- GOAL OF THE EXERCISE:
Filter the entries, keeping every line with the string "heading".

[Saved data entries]
____________

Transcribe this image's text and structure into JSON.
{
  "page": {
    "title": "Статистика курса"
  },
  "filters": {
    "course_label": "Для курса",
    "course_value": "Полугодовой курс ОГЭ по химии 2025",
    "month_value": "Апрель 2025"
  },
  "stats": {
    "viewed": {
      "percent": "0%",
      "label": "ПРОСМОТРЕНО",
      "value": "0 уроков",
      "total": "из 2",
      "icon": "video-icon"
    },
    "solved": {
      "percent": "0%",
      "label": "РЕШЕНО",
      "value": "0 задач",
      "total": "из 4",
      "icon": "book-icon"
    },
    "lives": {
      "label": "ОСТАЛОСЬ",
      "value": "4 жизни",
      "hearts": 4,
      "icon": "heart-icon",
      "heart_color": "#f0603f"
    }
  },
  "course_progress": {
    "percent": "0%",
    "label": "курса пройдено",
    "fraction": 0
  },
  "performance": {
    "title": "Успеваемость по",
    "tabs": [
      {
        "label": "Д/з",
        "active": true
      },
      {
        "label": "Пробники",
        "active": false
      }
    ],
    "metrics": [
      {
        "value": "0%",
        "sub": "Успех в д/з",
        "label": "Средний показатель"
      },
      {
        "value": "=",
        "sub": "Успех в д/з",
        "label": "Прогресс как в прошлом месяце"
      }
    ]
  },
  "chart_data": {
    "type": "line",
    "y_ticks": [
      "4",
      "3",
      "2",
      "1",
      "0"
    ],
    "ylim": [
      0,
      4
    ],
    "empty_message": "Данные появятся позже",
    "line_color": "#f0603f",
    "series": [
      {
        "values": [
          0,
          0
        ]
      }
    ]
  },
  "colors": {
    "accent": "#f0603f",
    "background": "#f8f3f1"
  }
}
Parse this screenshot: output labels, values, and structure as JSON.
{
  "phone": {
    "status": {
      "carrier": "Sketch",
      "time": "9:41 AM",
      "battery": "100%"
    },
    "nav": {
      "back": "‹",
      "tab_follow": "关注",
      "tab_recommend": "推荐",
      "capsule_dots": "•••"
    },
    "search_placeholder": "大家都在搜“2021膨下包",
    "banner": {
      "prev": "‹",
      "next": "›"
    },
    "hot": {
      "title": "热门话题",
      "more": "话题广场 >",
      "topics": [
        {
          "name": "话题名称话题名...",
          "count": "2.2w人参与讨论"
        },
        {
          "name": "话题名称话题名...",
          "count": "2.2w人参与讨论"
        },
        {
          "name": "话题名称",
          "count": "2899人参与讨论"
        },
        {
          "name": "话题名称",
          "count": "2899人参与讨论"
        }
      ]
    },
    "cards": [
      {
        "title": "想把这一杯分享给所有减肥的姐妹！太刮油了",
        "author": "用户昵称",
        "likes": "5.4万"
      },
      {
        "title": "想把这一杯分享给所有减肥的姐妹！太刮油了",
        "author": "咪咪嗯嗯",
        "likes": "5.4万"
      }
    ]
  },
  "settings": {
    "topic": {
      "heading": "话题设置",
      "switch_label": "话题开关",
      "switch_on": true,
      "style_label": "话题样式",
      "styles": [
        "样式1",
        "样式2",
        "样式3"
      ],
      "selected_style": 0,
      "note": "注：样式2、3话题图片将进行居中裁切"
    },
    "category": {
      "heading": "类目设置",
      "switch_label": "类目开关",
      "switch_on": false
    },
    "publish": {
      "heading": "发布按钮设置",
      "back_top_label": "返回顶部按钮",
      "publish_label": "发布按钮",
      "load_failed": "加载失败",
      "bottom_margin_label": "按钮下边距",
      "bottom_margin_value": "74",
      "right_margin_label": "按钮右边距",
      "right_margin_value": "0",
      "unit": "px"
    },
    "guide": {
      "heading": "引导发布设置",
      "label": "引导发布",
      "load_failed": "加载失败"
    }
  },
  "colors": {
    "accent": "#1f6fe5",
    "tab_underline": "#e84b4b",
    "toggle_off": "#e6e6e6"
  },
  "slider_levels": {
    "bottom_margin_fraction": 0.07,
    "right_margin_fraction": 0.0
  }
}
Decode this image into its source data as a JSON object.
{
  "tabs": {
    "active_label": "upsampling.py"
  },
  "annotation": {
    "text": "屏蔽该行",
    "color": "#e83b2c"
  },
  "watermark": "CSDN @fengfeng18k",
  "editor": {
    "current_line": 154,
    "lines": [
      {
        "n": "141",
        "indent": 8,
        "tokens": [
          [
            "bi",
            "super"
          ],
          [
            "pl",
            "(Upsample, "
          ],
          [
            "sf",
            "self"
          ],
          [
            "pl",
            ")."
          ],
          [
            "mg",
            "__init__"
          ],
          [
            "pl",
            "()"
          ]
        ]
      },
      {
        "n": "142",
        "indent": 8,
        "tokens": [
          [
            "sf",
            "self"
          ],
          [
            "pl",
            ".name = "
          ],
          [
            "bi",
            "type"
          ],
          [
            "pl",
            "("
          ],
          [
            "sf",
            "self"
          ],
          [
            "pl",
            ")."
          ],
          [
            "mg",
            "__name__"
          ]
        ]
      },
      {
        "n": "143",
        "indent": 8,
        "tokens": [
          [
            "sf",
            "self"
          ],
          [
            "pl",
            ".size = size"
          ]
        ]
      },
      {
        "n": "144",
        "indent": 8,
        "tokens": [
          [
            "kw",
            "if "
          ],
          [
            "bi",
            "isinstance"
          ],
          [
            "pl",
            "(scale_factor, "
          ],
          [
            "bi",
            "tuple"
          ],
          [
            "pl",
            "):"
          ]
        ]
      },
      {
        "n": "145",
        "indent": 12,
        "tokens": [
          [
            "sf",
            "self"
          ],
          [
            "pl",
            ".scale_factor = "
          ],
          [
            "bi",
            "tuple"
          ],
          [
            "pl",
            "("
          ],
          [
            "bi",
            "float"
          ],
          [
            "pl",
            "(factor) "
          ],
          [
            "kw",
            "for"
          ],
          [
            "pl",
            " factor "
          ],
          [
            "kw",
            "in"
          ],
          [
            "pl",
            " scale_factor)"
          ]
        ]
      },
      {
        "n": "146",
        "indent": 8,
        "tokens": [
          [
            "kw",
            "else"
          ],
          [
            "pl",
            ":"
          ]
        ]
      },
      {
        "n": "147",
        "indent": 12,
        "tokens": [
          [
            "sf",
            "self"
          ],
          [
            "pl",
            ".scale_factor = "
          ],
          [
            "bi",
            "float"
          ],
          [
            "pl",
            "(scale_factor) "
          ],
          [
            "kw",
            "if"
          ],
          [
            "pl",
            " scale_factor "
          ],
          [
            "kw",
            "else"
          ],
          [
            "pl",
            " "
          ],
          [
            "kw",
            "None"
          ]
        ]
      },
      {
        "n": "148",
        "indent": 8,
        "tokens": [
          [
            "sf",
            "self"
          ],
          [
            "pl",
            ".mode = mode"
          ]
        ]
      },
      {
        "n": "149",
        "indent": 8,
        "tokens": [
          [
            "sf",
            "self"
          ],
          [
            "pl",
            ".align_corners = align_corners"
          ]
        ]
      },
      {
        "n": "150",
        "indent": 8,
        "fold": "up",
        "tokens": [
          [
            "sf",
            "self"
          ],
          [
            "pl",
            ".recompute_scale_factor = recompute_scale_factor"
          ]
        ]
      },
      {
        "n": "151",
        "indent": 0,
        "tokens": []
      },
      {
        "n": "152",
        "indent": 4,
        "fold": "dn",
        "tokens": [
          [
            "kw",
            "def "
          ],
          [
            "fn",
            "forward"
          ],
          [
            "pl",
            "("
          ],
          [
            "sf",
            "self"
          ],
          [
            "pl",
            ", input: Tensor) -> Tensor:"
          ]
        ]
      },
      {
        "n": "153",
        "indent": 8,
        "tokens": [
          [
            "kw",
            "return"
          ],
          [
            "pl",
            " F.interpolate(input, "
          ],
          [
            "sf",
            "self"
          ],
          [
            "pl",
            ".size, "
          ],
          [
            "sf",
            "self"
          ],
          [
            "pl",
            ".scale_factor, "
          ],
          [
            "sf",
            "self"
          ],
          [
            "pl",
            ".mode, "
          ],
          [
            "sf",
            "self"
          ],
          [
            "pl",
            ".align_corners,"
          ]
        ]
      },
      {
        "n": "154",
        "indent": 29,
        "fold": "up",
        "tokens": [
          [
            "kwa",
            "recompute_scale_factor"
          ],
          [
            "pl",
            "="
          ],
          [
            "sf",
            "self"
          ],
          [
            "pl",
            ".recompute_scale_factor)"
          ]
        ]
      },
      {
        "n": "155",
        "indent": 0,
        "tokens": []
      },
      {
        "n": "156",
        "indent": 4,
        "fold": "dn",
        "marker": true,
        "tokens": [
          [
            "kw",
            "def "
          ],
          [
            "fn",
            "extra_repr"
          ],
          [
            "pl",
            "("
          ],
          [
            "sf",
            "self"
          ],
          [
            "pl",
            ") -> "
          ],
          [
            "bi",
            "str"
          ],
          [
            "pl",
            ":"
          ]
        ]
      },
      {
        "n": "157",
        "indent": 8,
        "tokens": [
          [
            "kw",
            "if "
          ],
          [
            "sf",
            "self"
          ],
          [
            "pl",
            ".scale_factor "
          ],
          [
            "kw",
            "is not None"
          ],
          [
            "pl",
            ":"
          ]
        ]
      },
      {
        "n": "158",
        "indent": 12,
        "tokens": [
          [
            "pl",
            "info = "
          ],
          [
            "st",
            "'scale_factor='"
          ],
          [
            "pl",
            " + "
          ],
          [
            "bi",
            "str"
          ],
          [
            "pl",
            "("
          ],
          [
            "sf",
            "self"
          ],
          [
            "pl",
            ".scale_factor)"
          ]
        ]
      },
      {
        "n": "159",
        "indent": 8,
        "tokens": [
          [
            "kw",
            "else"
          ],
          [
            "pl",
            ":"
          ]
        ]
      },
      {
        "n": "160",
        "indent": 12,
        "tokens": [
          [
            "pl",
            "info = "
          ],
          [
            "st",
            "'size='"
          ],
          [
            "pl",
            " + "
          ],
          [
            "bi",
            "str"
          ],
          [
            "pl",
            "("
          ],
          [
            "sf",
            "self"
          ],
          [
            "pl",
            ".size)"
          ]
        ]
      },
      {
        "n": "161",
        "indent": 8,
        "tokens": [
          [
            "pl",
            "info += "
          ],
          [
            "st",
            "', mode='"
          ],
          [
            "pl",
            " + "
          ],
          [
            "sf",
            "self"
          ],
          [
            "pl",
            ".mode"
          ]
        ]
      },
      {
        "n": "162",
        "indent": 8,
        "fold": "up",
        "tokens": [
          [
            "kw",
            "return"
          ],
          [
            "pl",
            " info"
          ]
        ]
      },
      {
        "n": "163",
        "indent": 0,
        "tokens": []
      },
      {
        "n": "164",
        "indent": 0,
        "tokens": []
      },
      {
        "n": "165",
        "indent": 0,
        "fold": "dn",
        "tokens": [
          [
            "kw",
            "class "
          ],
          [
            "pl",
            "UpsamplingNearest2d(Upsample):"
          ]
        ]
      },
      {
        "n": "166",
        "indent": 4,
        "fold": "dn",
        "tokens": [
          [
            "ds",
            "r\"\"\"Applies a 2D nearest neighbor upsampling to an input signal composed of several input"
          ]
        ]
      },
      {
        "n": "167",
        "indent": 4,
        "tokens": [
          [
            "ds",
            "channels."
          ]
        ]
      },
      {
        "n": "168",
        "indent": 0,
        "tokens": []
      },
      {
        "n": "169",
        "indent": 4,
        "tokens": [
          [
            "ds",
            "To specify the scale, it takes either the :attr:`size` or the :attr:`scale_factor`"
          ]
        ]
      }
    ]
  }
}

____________

- SOLUTION FOR THIS TASK:
      "heading": "话题设置",
      "heading": "类目设置",
      "heading": "发布按钮设置",
      "heading": "引导发布设置",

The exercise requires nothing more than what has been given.